=== Begin Enclosure ===
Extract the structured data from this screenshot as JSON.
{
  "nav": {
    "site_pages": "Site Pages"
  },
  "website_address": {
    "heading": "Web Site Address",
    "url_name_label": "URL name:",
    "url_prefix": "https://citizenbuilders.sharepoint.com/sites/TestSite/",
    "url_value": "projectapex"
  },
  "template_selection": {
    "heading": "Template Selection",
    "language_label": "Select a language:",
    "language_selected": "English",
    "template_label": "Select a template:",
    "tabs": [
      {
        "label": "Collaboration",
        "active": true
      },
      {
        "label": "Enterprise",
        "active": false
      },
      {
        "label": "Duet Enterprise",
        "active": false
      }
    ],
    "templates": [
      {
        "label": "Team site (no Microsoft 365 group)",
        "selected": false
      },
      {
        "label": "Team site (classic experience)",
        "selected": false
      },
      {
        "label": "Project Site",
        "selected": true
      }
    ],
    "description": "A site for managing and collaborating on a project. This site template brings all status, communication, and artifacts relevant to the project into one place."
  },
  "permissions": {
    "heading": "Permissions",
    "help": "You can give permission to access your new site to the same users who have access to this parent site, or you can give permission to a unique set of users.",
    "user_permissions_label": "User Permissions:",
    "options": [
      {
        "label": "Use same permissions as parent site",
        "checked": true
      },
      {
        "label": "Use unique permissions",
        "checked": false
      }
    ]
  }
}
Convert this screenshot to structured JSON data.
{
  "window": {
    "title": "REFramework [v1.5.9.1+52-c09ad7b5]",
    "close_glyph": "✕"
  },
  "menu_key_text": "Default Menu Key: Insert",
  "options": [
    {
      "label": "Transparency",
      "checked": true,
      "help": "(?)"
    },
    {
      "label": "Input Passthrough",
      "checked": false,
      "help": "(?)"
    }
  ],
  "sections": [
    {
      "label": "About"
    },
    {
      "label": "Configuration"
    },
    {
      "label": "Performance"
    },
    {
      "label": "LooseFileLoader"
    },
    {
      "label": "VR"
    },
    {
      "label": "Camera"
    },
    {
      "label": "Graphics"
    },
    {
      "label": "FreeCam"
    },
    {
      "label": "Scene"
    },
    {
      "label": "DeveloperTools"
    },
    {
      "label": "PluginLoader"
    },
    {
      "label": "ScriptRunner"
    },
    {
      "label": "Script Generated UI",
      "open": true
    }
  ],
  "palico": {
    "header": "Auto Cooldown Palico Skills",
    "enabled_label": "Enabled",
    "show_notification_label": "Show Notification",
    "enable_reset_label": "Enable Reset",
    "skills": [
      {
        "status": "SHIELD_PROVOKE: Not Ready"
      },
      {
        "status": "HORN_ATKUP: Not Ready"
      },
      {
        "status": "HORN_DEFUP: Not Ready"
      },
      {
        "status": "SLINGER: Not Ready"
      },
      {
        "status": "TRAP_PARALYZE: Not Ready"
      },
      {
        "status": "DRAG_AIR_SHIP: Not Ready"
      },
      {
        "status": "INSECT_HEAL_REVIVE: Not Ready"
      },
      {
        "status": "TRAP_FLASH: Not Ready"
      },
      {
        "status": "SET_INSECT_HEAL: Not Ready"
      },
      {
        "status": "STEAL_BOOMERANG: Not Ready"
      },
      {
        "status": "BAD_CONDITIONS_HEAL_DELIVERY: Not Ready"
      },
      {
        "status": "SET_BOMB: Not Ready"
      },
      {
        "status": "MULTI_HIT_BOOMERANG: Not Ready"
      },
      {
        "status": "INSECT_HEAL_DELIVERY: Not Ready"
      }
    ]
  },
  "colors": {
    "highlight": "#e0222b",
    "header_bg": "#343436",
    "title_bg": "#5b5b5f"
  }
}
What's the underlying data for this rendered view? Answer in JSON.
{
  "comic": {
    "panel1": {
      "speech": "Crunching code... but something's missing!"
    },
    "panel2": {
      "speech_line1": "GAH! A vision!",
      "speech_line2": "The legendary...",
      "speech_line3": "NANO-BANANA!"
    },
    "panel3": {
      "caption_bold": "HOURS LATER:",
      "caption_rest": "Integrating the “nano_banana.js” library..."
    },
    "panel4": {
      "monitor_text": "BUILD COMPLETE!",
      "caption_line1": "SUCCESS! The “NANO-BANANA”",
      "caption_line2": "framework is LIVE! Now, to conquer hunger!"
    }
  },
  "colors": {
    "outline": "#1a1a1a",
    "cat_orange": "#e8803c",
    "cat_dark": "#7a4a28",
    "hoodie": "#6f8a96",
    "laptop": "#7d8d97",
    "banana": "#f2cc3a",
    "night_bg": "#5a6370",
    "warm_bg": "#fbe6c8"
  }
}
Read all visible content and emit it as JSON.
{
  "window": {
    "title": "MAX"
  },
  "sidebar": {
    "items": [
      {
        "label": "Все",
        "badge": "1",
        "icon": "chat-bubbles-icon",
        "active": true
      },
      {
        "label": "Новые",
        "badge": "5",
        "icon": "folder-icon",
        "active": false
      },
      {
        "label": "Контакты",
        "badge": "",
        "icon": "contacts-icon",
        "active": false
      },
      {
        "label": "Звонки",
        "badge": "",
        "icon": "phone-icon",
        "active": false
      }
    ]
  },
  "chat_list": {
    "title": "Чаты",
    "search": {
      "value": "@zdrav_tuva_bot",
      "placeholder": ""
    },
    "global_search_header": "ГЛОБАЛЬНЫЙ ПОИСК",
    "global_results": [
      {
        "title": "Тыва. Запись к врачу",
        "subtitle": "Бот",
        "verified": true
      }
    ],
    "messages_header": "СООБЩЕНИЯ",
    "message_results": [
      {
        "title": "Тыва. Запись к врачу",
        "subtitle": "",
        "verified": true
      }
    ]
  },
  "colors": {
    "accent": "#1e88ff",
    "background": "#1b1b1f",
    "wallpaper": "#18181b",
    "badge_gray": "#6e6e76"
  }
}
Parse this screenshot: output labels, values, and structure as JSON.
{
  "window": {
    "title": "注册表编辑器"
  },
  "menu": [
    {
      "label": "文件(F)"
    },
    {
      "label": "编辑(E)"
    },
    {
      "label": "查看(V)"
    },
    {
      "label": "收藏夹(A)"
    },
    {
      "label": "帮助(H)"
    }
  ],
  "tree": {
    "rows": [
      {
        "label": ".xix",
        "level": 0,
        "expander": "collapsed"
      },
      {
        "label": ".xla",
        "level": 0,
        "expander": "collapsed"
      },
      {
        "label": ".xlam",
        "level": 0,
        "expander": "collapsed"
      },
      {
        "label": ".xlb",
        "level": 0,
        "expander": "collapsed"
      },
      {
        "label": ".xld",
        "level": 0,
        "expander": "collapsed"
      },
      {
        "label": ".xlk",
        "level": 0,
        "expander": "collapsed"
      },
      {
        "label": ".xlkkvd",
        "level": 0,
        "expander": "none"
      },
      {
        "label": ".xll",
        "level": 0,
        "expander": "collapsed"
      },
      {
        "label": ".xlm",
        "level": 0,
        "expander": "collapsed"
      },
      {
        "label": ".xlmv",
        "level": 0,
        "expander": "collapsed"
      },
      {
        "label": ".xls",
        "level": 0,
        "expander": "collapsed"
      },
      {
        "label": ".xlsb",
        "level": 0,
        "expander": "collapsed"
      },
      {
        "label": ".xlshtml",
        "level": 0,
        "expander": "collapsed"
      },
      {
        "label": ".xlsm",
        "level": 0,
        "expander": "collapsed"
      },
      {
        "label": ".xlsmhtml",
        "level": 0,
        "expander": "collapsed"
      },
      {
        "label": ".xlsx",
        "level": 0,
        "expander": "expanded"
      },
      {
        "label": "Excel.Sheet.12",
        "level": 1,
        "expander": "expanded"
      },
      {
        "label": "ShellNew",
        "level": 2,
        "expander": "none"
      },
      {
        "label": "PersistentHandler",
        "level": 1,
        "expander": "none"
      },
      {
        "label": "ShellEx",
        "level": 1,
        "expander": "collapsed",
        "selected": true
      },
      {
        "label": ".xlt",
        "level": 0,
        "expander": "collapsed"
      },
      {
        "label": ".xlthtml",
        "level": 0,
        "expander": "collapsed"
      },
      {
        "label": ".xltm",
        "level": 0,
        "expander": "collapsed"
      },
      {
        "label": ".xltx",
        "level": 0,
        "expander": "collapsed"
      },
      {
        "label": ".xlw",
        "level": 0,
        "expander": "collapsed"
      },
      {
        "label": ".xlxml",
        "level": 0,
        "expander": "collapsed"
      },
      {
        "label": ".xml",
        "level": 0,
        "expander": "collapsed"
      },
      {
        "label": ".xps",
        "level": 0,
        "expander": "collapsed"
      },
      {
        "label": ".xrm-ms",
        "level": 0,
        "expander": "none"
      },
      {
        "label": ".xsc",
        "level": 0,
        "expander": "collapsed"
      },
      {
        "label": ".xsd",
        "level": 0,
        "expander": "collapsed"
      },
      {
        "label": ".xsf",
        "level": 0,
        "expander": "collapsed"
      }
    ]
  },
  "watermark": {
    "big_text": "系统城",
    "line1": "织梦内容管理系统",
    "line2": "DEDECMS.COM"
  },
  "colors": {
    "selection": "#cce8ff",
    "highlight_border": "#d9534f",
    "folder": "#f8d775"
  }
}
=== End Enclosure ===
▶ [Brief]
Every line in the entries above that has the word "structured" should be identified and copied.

▶ [Expected output]
Extract the structured data from this screenshot as JSON.
Convert this screenshot to structured JSON data.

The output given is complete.